Component data from apps and pages:
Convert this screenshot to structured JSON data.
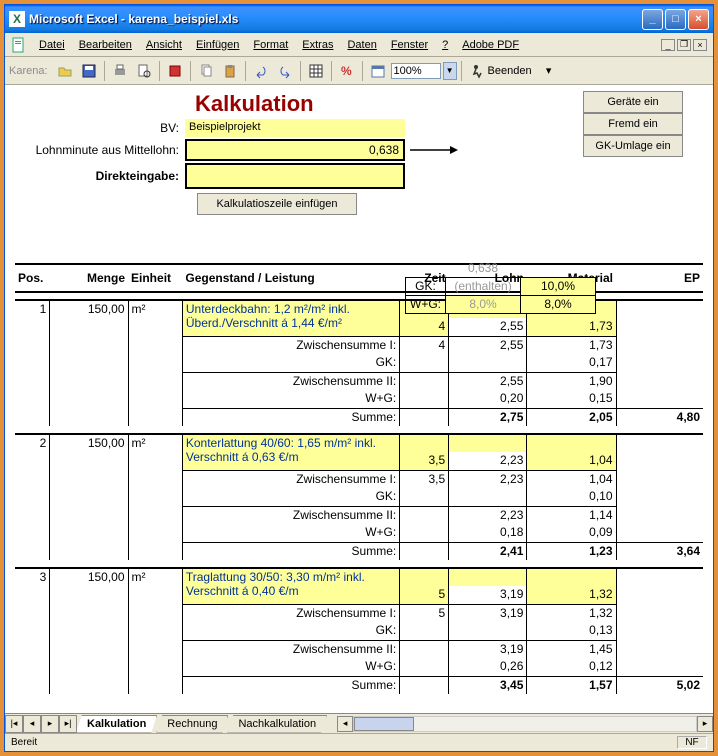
{
  "window": {
    "title": "Microsoft Excel - karena_beispiel.xls"
  },
  "menu": {
    "items": [
      "Datei",
      "Bearbeiten",
      "Ansicht",
      "Einfügen",
      "Format",
      "Extras",
      "Daten",
      "Fenster",
      "?",
      "Adobe PDF"
    ]
  },
  "toolbar": {
    "label": "Karena:",
    "zoom": "100%",
    "beenden": "Beenden"
  },
  "side_buttons": [
    "Geräte ein",
    "Fremd ein",
    "GK-Umlage ein"
  ],
  "form": {
    "title": "Kalkulation",
    "bv_label": "BV:",
    "bv_value": "Beispielprojekt",
    "lm_label": "Lohnminute aus Mittellohn:",
    "lm_value": "0,638",
    "de_label": "Direkteingabe:",
    "de_value": "",
    "insert_btn": "Kalkulatioszeile einfügen"
  },
  "pct": {
    "topnum": "0,638",
    "rows": [
      {
        "lbl": "GK:",
        "mid": "(enthalten)",
        "pct": "10,0%"
      },
      {
        "lbl": "W+G:",
        "mid": "8,0%",
        "pct": "8,0%"
      }
    ]
  },
  "headers": {
    "pos": "Pos.",
    "menge": "Menge",
    "einheit": "Einheit",
    "gegenstand": "Gegenstand / Leistung",
    "zeit": "Zeit",
    "lohn": "Lohn",
    "material": "Material",
    "ep": "EP"
  },
  "labels": {
    "zws1": "Zwischensumme I:",
    "gk": "GK:",
    "zws2": "Zwischensumme II:",
    "wg": "W+G:",
    "summe": "Summe:"
  },
  "rows": [
    {
      "pos": "1",
      "menge": "150,00",
      "einheit": "m²",
      "desc": "Unterdeckbahn: 1,2 m²/m² inkl. Überd./Verschnitt á 1,44 €/m²",
      "zeit": "4",
      "lohn": "2,55",
      "material": "1,73",
      "zws1": {
        "zeit": "4",
        "lohn": "2,55",
        "material": "1,73"
      },
      "gk": {
        "lohn": "",
        "material": "0,17"
      },
      "zws2": {
        "lohn": "2,55",
        "material": "1,90"
      },
      "wg": {
        "lohn": "0,20",
        "material": "0,15"
      },
      "summe": {
        "lohn": "2,75",
        "material": "2,05",
        "ep": "4,80"
      }
    },
    {
      "pos": "2",
      "menge": "150,00",
      "einheit": "m²",
      "desc": "Konterlattung 40/60: 1,65 m/m² inkl. Verschnitt á 0,63 €/m",
      "zeit": "3,5",
      "lohn": "2,23",
      "material": "1,04",
      "zws1": {
        "zeit": "3,5",
        "lohn": "2,23",
        "material": "1,04"
      },
      "gk": {
        "lohn": "",
        "material": "0,10"
      },
      "zws2": {
        "lohn": "2,23",
        "material": "1,14"
      },
      "wg": {
        "lohn": "0,18",
        "material": "0,09"
      },
      "summe": {
        "lohn": "2,41",
        "material": "1,23",
        "ep": "3,64"
      }
    },
    {
      "pos": "3",
      "menge": "150,00",
      "einheit": "m²",
      "desc": "Traglattung 30/50: 3,30 m/m² inkl. Verschnitt á 0,40 €/m",
      "zeit": "5",
      "lohn": "3,19",
      "material": "1,32",
      "zws1": {
        "zeit": "5",
        "lohn": "3,19",
        "material": "1,32"
      },
      "gk": {
        "lohn": "",
        "material": "0,13"
      },
      "zws2": {
        "lohn": "3,19",
        "material": "1,45"
      },
      "wg": {
        "lohn": "0,26",
        "material": "0,12"
      },
      "summe": {
        "lohn": "3,45",
        "material": "1,57",
        "ep": "5,02"
      }
    }
  ],
  "tabs": [
    "Kalkulation",
    "Rechnung",
    "Nachkalkulation"
  ],
  "status": {
    "ready": "Bereit",
    "nf": "NF"
  }
}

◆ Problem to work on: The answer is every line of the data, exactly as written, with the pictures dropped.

◆ Expected answer:
Convert this screenshot to structured JSON data.
{
  "window": {
    "title": "Microsoft Excel - karena_beispiel.xls"
  },
  "menu": {
    "items": [
      "Datei",
      "Bearbeiten",
      "Ansicht",
      "Einfügen",
      "Format",
      "Extras",
      "Daten",
      "Fenster",
      "?",
      "Adobe PDF"
    ]
  },
  "toolbar": {
    "label": "Karena:",
    "zoom": "100%",
    "beenden": "Beenden"
  },
  "side_buttons": [
    "Geräte ein",
    "Fremd ein",
    "GK-Umlage ein"
  ],
  "form": {
    "title": "Kalkulation",
    "bv_label": "BV:",
    "bv_value": "Beispielprojekt",
    "lm_label": "Lohnminute aus Mittellohn:",
    "lm_value": "0,638",
    "de_label": "Direkteingabe:",
    "de_value": "",
    "insert_btn": "Kalkulatioszeile einfügen"
  },
  "pct": {
    "topnum": "0,638",
    "rows": [
      {
        "lbl": "GK:",
        "mid": "(enthalten)",
        "pct": "10,0%"
      },
      {
        "lbl": "W+G:",
        "mid": "8,0%",
        "pct": "8,0%"
      }
    ]
  },
  "headers": {
    "pos": "Pos.",
    "menge": "Menge",
    "einheit": "Einheit",
    "gegenstand": "Gegenstand / Leistung",
    "zeit": "Zeit",
    "lohn": "Lohn",
    "material": "Material",
    "ep": "EP"
  },
  "labels": {
    "zws1": "Zwischensumme I:",
    "gk": "GK:",
    "zws2": "Zwischensumme II:",
    "wg": "W+G:",
    "summe": "Summe:"
  },
  "rows": [
    {
      "pos": "1",
      "menge": "150,00",
      "einheit": "m²",
      "desc": "Unterdeckbahn: 1,2 m²/m² inkl. Überd./Verschnitt á 1,44 €/m²",
      "zeit": "4",
      "lohn": "2,55",
      "material": "1,73",
      "zws1": {
        "zeit": "4",
        "lohn": "2,55",
        "material": "1,73"
      },
      "gk": {
        "lohn": "",
        "material": "0,17"
      },
      "zws2": {
        "lohn": "2,55",
        "material": "1,90"
      },
      "wg": {
        "lohn": "0,20",
        "material": "0,15"
      },
      "summe": {
        "lohn": "2,75",
        "material": "2,05",
        "ep": "4,80"
      }
    },
    {
      "pos": "2",
      "menge": "150,00",
      "einheit": "m²",
      "desc": "Konterlattung 40/60: 1,65 m/m² inkl. Verschnitt á 0,63 €/m",
      "zeit": "3,5",
      "lohn": "2,23",
      "material": "1,04",
      "zws1": {
        "zeit": "3,5",
        "lohn": "2,23",
        "material": "1,04"
      },
      "gk": {
        "lohn": "",
        "material": "0,10"
      },
      "zws2": {
        "lohn": "2,23",
        "material": "1,14"
      },
      "wg": {
        "lohn": "0,18",
        "material": "0,09"
      },
      "summe": {
        "lohn": "2,41",
        "material": "1,23",
        "ep": "3,64"
      }
    },
    {
      "pos": "3",
      "menge": "150,00",
      "einheit": "m²",
      "desc": "Traglattung 30/50: 3,30 m/m² inkl. Verschnitt á 0,40 €/m",
      "zeit": "5",
      "lohn": "3,19",
      "material": "1,32",
      "zws1": {
        "zeit": "5",
        "lohn": "3,19",
        "material": "1,32"
      },
      "gk": {
        "lohn": "",
        "material": "0,13"
      },
      "zws2": {
        "lohn": "3,19",
        "material": "1,45"
      },
      "wg": {
        "lohn": "0,26",
        "material": "0,12"
      },
      "summe": {
        "lohn": "3,45",
        "material": "1,57",
        "ep": "5,02"
      }
    }
  ],
  "tabs": [
    "Kalkulation",
    "Rechnung",
    "Nachkalkulation"
  ],
  "status": {
    "ready": "Bereit",
    "nf": "NF"
  }
}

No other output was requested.